** EXERCISE DATA follows **

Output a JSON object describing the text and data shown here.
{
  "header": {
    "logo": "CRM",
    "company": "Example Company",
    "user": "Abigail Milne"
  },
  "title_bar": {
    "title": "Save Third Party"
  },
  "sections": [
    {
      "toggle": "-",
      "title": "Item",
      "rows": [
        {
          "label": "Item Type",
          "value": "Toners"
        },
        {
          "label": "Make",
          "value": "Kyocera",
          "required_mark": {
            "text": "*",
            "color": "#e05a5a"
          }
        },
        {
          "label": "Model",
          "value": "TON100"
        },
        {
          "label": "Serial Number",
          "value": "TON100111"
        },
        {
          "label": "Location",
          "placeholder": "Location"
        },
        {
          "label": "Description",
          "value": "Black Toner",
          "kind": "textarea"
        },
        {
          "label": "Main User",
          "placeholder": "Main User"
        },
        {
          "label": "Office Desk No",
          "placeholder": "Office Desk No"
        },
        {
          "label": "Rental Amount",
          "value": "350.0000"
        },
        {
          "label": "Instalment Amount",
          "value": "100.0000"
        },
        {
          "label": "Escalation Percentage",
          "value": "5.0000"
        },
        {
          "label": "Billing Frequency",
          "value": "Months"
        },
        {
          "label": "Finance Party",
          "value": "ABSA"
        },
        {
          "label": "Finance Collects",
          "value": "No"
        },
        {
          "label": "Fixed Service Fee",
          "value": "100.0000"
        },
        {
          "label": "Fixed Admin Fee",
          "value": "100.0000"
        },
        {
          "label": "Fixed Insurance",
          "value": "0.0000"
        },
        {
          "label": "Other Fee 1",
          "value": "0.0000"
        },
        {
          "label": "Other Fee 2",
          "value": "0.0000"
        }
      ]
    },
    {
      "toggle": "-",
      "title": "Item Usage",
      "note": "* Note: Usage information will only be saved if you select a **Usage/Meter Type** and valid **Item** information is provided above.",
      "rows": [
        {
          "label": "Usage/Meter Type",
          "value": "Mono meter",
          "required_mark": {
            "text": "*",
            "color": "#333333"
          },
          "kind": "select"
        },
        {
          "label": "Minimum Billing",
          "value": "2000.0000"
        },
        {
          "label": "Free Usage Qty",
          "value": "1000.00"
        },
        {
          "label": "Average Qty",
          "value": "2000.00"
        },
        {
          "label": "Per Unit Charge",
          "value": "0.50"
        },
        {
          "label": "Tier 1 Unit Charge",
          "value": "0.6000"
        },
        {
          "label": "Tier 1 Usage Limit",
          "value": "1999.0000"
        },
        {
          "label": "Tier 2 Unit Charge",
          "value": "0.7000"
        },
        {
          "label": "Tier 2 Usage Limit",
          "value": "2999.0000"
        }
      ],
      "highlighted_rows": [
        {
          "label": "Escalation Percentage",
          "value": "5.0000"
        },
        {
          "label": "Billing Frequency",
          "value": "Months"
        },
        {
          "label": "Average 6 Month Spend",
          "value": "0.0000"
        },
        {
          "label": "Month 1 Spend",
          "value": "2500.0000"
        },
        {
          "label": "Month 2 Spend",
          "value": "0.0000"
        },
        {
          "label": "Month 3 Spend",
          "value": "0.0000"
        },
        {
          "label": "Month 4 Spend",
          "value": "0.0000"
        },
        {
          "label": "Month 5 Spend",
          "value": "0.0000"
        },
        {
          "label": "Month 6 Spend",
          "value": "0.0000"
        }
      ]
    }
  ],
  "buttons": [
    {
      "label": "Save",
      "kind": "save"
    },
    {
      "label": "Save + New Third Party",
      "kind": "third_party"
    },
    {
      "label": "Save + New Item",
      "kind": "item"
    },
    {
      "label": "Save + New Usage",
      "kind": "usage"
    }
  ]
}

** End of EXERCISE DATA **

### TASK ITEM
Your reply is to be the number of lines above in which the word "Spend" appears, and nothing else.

### RESPONSE FOR THIS EXERCISE
7